Produce the same data once more, line for line.

- **MATERIAL SHOWN**
[Start of section]

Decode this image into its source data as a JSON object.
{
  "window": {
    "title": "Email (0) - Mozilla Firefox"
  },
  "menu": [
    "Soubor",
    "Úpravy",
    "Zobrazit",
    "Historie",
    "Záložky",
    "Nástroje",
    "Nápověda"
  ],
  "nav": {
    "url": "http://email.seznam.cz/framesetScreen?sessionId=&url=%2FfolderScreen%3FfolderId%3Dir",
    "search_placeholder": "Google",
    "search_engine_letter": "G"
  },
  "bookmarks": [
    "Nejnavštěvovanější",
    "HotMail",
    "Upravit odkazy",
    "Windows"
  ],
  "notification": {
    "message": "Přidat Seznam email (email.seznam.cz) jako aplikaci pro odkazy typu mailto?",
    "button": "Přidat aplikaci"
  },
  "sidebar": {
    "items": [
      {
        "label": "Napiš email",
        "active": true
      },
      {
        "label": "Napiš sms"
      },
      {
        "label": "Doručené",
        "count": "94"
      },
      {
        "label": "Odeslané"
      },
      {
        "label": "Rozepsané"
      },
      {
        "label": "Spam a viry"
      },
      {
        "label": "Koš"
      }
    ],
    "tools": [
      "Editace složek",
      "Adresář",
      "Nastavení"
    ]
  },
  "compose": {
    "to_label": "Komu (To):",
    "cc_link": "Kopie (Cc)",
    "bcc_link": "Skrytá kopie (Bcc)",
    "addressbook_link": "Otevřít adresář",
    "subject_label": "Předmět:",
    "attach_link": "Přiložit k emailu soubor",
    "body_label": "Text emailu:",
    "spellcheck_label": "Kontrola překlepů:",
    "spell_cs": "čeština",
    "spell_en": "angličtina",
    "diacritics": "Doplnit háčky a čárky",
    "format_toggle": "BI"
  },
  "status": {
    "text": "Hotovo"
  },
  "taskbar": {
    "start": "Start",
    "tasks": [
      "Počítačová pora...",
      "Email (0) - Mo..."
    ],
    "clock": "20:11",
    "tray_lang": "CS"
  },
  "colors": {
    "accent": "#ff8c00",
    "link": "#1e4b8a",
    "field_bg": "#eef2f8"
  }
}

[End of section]

- **RESULT OF THE EXERCISE**
Decode this image into its source data as a JSON object.
{
  "window": {
    "title": "Email (0) - Mozilla Firefox"
  },
  "menu": [
    "Soubor",
    "Úpravy",
    "Zobrazit",
    "Historie",
    "Záložky",
    "Nástroje",
    "Nápověda"
  ],
  "nav": {
    "url": "http://email.seznam.cz/framesetScreen?sessionId=&url=%2FfolderScreen%3FfolderId%3Dir",
    "search_placeholder": "Google",
    "search_engine_letter": "G"
  },
  "bookmarks": [
    "Nejnavštěvovanější",
    "HotMail",
    "Upravit odkazy",
    "Windows"
  ],
  "notification": {
    "message": "Přidat Seznam email (email.seznam.cz) jako aplikaci pro odkazy typu mailto?",
    "button": "Přidat aplikaci"
  },
  "sidebar": {
    "items": [
      {
        "label": "Napiš email",
        "active": true
      },
      {
        "label": "Napiš sms"
      },
      {
        "label": "Doručené",
        "count": "94"
      },
      {
        "label": "Odeslané"
      },
      {
        "label": "Rozepsané"
      },
      {
        "label": "Spam a viry"
      },
      {
        "label": "Koš"
      }
    ],
    "tools": [
      "Editace složek",
      "Adresář",
      "Nastavení"
    ]
  },
  "compose": {
    "to_label": "Komu (To):",
    "cc_link": "Kopie (Cc)",
    "bcc_link": "Skrytá kopie (Bcc)",
    "addressbook_link": "Otevřít adresář",
    "subject_label": "Předmět:",
    "attach_link": "Přiložit k emailu soubor",
    "body_label": "Text emailu:",
    "spellcheck_label": "Kontrola překlepů:",
    "spell_cs": "čeština",
    "spell_en": "angličtina",
    "diacritics": "Doplnit háčky a čárky",
    "format_toggle": "BI"
  },
  "status": {
    "text": "Hotovo"
  },
  "taskbar": {
    "start": "Start",
    "tasks": [
      "Počítačová pora...",
      "Email (0) - Mo..."
    ],
    "clock": "20:11",
    "tray_lang": "CS"
  },
  "colors": {
    "accent": "#ff8c00",
    "link": "#1e4b8a",
    "field_bg": "#eef2f8"
  }
}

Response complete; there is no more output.